YOUR GOAL » Bring together all lines of the material below that contain the string "JSON".

INPUT »
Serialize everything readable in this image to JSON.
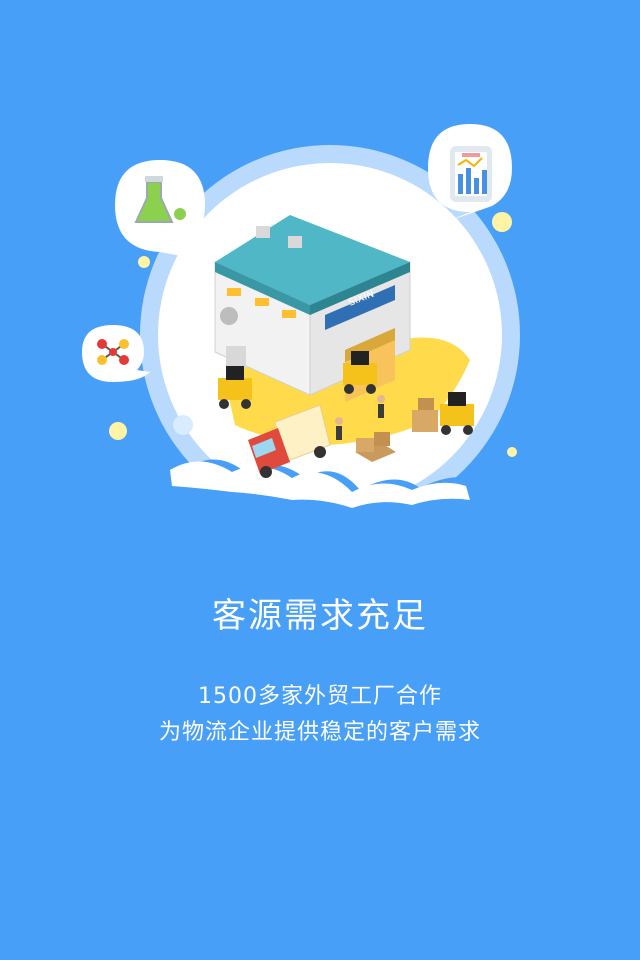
{
  "background_color": "#489ff7",
  "illustration": {
    "logo_text": "SIXIN",
    "icons": [
      "flask-icon",
      "bar-chart-phone-icon",
      "molecule-icon"
    ]
  },
  "headline": "客源需求充足",
  "description": {
    "line1": "1500多家外贸工厂合作",
    "line2": "为物流企业提供稳定的客户需求"
  }
}
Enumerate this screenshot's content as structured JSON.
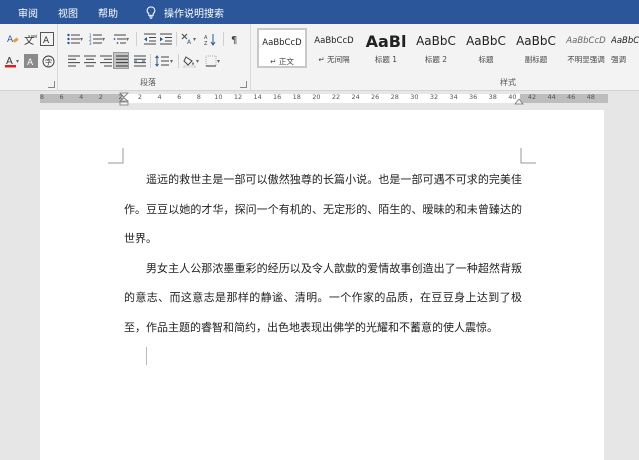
{
  "menu": {
    "items": [
      "审阅",
      "视图",
      "帮助"
    ],
    "tell_me": "操作说明搜索"
  },
  "ribbon": {
    "para_group_label": "段落",
    "styles_group_label": "样式",
    "styles": [
      {
        "preview": "AaBbCcD",
        "name": "↵ 正文"
      },
      {
        "preview": "AaBbCcD",
        "name": "↵ 无间隔"
      },
      {
        "preview": "AaBl",
        "name": "标题 1"
      },
      {
        "preview": "AaBbC",
        "name": "标题 2"
      },
      {
        "preview": "AaBbC",
        "name": "标题"
      },
      {
        "preview": "AaBbC",
        "name": "副标题"
      },
      {
        "preview": "AaBbCcD",
        "name": "不明显强调"
      },
      {
        "preview": "AaBbC",
        "name": "强调"
      }
    ],
    "accent": "#2b579a",
    "font_color": "#e02020"
  },
  "ruler": {
    "labels": [
      "8",
      "6",
      "4",
      "2",
      "2",
      "2",
      "4",
      "6",
      "8",
      "10",
      "12",
      "14",
      "16",
      "18",
      "20",
      "22",
      "24",
      "26",
      "28",
      "30",
      "32",
      "34",
      "36",
      "38",
      "40",
      "42",
      "44",
      "46",
      "48"
    ]
  },
  "document": {
    "paragraphs": [
      "遥远的救世主是一部可以傲然独尊的长篇小说。也是一部可遇不可求的完美佳作。豆豆以她的才华，探问一个有机的、无定形的、陌生的、暧昧的和未曾臻达的世界。",
      "男女主人公那浓墨重彩的经历以及令人歆歔的爱情故事创造出了一种超然背叛的意志、而这意志是那样的静谧、清明。一个作家的品质，在豆豆身上达到了极至，作品主题的睿智和简约，出色地表现出佛学的光耀和不蓄意的使人震惊。"
    ]
  }
}
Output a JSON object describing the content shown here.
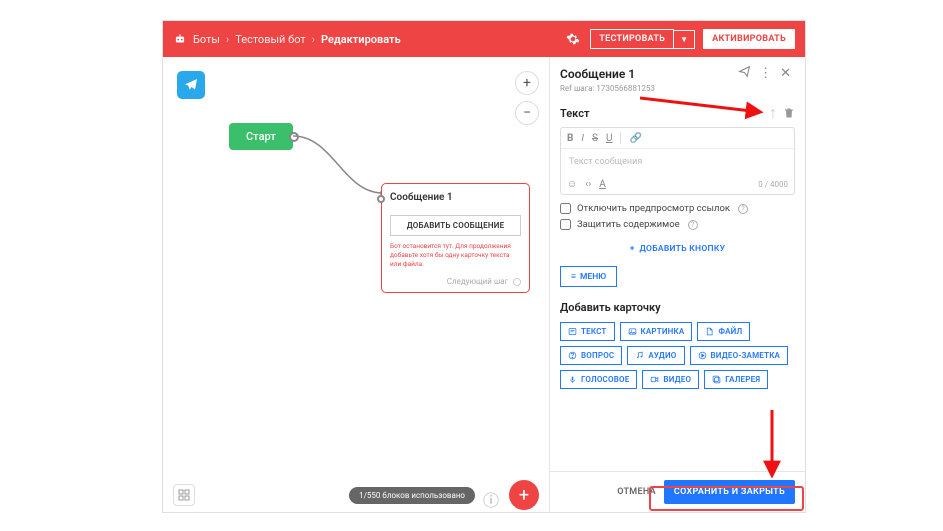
{
  "header": {
    "breadcrumb1": "Боты",
    "breadcrumb2": "Тестовый бот",
    "current": "Редактировать",
    "test_btn": "ТЕСТИРОВАТЬ",
    "activate_btn": "АКТИВИРОВАТЬ"
  },
  "canvas": {
    "start_label": "Старт",
    "msg_title": "Сообщение 1",
    "add_msg_btn": "ДОБАВИТЬ СООБЩЕНИЕ",
    "warn_text": "Бот остановится тут. Для продолжения добавьте хотя бы одну карточку текста или файла.",
    "next_step": "Следующий шаг",
    "blocks_used": "1/550 блоков использовано"
  },
  "panel": {
    "title": "Сообщение 1",
    "ref_label": "Ref шага:",
    "ref_value": "1730566881253",
    "text_section": "Текст",
    "placeholder": "Текст сообщения",
    "counter": "0 / 4000",
    "chk_preview": "Отключить предпросмотр ссылок",
    "chk_protect": "Защитить содержимое",
    "add_button": "ДОБАВИТЬ КНОПКУ",
    "menu_btn": "МЕНЮ",
    "add_card_title": "Добавить карточку",
    "cards": {
      "text": "ТЕКСТ",
      "image": "КАРТИНКА",
      "file": "ФАЙЛ",
      "question": "ВОПРОС",
      "audio": "АУДИО",
      "videonote": "ВИДЕО-ЗАМЕТКА",
      "voice": "ГОЛОСОВОЕ",
      "video": "ВИДЕО",
      "gallery": "ГАЛЕРЕЯ"
    },
    "cancel": "ОТМЕНА",
    "save": "СОХРАНИТЬ И ЗАКРЫТЬ"
  }
}
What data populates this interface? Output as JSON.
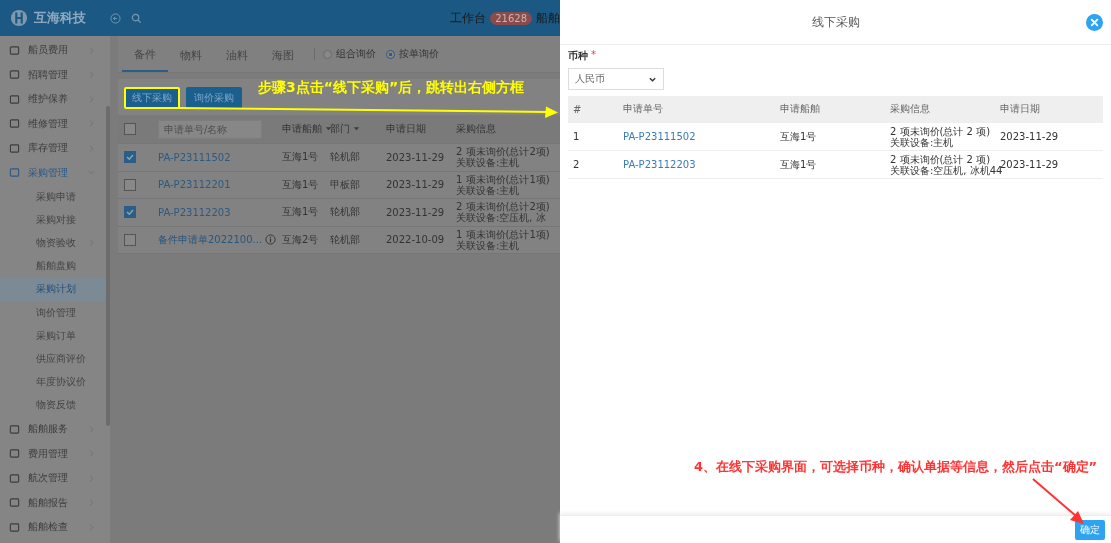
{
  "header": {
    "brand": "互海科技",
    "workbench": "工作台",
    "badge": "21628",
    "cut_label": "船舶"
  },
  "sidebar": [
    {
      "label": "船员费用",
      "expanded": false
    },
    {
      "label": "招聘管理",
      "expanded": false
    },
    {
      "label": "维护保养",
      "expanded": false
    },
    {
      "label": "维修管理",
      "expanded": false
    },
    {
      "label": "库存管理",
      "expanded": false
    },
    {
      "label": "采购管理",
      "expanded": true,
      "children": [
        {
          "label": "采购申请",
          "selected": false,
          "expandable": false
        },
        {
          "label": "采购对接",
          "selected": false,
          "expandable": false
        },
        {
          "label": "物资验收",
          "selected": false,
          "expandable": true
        },
        {
          "label": "船舶盘购",
          "selected": false,
          "expandable": false
        },
        {
          "label": "采购计划",
          "selected": true,
          "expandable": false
        },
        {
          "label": "询价管理",
          "selected": false,
          "expandable": false
        },
        {
          "label": "采购订单",
          "selected": false,
          "expandable": false
        },
        {
          "label": "供应商评价",
          "selected": false,
          "expandable": false
        },
        {
          "label": "年度协议价",
          "selected": false,
          "expandable": false
        },
        {
          "label": "物资反馈",
          "selected": false,
          "expandable": false
        }
      ]
    },
    {
      "label": "船舶服务",
      "expanded": false
    },
    {
      "label": "费用管理",
      "expanded": false
    },
    {
      "label": "航次管理",
      "expanded": false
    },
    {
      "label": "船舶报告",
      "expanded": false
    },
    {
      "label": "船舶检查",
      "expanded": false
    }
  ],
  "tabs": [
    {
      "label": "备件",
      "selected": true
    },
    {
      "label": "物料",
      "selected": false
    },
    {
      "label": "油料",
      "selected": false
    },
    {
      "label": "海图",
      "selected": false
    }
  ],
  "radios": [
    {
      "label": "组合询价",
      "selected": false
    },
    {
      "label": "按单询价",
      "selected": true
    }
  ],
  "actions": [
    {
      "label": "线下采购",
      "highlighted": true
    },
    {
      "label": "询价采购",
      "highlighted": false
    }
  ],
  "table": {
    "select_all_checked": false,
    "search_placeholder": "申请单号/名称",
    "columns": [
      {
        "label": "申请船舶",
        "sortable": true
      },
      {
        "label": "部门",
        "sortable": true
      },
      {
        "label": "申请日期",
        "sortable": false
      },
      {
        "label": "采购信息",
        "sortable": false
      }
    ],
    "rows": [
      {
        "checked": true,
        "request_no": "PA-P23111502",
        "note": false,
        "ship": "互海1号",
        "department": "轮机部",
        "date": "2023-11-29",
        "info_1": "2 项未询价(总计2项)",
        "info_2": "关联设备:主机"
      },
      {
        "checked": false,
        "request_no": "PA-P23112201",
        "note": false,
        "ship": "互海1号",
        "department": "甲板部",
        "date": "2023-11-29",
        "info_1": "1 项未询价(总计1项)",
        "info_2": "关联设备:主机"
      },
      {
        "checked": true,
        "request_no": "PA-P23112203",
        "note": false,
        "ship": "互海1号",
        "department": "轮机部",
        "date": "2023-11-29",
        "info_1": "2 项未询价(总计2项)",
        "info_2": "关联设备:空压机, 冰"
      },
      {
        "checked": false,
        "request_no": "备件申请单2022100...",
        "note": true,
        "ship": "互海2号",
        "department": "轮机部",
        "date": "2022-10-09",
        "info_1": "1 项未询价(总计1项)",
        "info_2": "关联设备:主机"
      }
    ]
  },
  "drawer": {
    "title": "线下采购",
    "currency_label": "币种",
    "required_mark": "*",
    "currency_value": "人民币",
    "columns": [
      "#",
      "申请单号",
      "申请船舶",
      "采购信息",
      "申请日期"
    ],
    "rows": [
      {
        "index": "1",
        "request_no": "PA-P23111502",
        "ship": "互海1号",
        "info_1": "2 项未询价(总计 2 项)",
        "info_2": "关联设备:主机",
        "date": "2023-11-29"
      },
      {
        "index": "2",
        "request_no": "PA-P23112203",
        "ship": "互海1号",
        "info_1": "2 项未询价(总计 2 项)",
        "info_2": "关联设备:空压机, 冰机44",
        "date": "2023-11-29"
      }
    ],
    "confirm": "确定"
  },
  "callouts": [
    {
      "kind": "to_drawer",
      "text": "步骤3点击“线下采购”后，跳转出右侧方框",
      "color": "#ffff00"
    },
    {
      "kind": "to_confirm",
      "text": "4、在线下采购界面，可选择币种，确认单据等信息，然后点击“确定”",
      "color": "#ff3333"
    }
  ]
}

TASK ANSWER »
Serialize everything readable in this image to JSON.
Enumerate this screenshot's content as structured JSON.
Output a JSON object describing the content shown here.
What data populates this interface? Output as JSON.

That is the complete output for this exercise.